Recently, I had the chance to revisit Oconee Nuclear Station’s Unit 2 reactor building – nearly five years after my first experience as a new employee inside containment.
This time, I wasn’t dressed out in my radiation protection clothing. I didn’t have to wear a dosimeter. I didn’t even have to open the equipment hatch. I was there in the blink of my two eyes – literally.
I opened my eyes and immediately, and loudly, inhaled – “Oh. My. Gosh!” I looked down to find myself standing in a surfer’s stance on one of the grated platforms along the containment wall inside Unit 2. Looking through the grate and seeing the basement some 50 feet below made me woozy.

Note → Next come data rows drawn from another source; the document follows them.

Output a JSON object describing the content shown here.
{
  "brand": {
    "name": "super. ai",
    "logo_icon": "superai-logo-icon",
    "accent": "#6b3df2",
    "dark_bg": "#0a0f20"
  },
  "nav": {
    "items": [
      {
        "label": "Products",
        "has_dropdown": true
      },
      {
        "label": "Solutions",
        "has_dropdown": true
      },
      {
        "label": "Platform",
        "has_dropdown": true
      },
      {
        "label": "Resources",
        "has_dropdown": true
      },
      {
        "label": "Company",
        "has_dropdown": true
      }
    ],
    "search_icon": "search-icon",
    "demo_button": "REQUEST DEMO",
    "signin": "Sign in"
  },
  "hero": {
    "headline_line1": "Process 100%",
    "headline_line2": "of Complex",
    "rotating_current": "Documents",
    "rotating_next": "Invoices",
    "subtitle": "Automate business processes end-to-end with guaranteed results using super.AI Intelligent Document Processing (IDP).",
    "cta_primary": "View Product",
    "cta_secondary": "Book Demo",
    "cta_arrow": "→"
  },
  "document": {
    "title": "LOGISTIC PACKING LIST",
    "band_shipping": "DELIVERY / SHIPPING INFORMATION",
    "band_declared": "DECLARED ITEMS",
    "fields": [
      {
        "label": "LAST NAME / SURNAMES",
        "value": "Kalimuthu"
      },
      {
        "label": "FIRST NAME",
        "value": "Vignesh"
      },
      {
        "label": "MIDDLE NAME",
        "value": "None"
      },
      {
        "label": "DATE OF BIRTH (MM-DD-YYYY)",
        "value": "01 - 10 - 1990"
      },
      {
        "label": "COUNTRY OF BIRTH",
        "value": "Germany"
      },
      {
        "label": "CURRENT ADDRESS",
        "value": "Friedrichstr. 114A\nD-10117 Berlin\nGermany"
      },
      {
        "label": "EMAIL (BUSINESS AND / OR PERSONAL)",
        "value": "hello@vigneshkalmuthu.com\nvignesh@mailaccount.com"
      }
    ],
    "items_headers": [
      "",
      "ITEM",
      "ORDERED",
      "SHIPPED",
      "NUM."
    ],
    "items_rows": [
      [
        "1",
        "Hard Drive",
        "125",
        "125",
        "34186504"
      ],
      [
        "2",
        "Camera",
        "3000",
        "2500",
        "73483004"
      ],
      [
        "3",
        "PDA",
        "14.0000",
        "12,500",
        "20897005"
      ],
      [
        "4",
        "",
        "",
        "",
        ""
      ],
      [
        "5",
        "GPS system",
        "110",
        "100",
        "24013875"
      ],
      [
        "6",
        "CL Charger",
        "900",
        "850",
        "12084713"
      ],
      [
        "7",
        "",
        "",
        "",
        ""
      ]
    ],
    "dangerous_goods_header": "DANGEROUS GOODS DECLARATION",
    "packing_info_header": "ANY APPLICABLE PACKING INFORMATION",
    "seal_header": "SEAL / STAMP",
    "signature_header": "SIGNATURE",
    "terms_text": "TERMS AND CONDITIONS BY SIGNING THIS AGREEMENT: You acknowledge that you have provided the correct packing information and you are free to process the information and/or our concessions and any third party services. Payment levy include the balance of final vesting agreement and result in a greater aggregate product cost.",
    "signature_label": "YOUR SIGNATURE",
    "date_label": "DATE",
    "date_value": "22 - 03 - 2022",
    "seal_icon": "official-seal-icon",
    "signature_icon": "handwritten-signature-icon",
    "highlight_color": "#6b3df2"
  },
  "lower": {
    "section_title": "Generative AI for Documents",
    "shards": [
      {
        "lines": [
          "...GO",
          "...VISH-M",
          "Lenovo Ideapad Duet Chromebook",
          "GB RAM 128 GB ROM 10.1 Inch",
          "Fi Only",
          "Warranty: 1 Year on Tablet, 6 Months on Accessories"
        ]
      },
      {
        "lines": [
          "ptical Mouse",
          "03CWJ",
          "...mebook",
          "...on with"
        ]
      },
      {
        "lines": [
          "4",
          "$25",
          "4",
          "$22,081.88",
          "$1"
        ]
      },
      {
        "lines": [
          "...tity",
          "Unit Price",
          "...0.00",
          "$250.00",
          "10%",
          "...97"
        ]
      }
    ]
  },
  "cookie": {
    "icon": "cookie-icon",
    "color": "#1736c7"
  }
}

I had to sit down for a minute. I took off the virtual reality headset and laughed out loud. It was amazing, and I could see the eagerness in the eyes of the metrology team encouraging me to put on the headset once more.
Back inside containment, I settled into my surroundings. How awesome it was. I used my hand controllers to move myself up, down, left, right, forward and backward. It was a little like being in a virtual chess game, but there is nothing like moving in the forward position toward a very real – and large – pipe supporting the reactor coolant system. I braced myself and flinched, expecting impact, but I glided effortlessly through the components unscathed.
Duke Energy’s metrology group, stationed at Oconee, uses laser equipment for imaging of plant systems and components. The project I was “in” was executed in 2017 during a refueling outage. The team obtained 363 individual scan positions during the outage to develop enough images to make it completely virtual. It took five weeks of data acquisition, processing and rendering to complete the project. In total, one reactor building equals half a terabyte of information. That’s a whole lot of data.
The benefits of this virtual reality tool are practical. You can point the controller at a piece of equipment, and then another. The exact distance from each piece of equipment appears in your vision.
“Despite their size, reactor buildings don’t have a lot of extra space,” metrologist Brad Medlin said. “Exact measurements are important when implementing new structures or equipment.”
“Prior to this tool, people would have to go into the reactor building during an outage to get needed measurements. If you didn’t get it during the outage, you were out of luck until the next outage. Now, you can ‘walk into’ containment at any time to get the measurements you need,” he said.
There are many other uses for the tool inside the reactor building, such as finding valve tags, identifying as-built reactor coolant system level instrumentation and as-built documentation.
“It’s really a game changer for modification planning and maintenance planning,” Medlin said.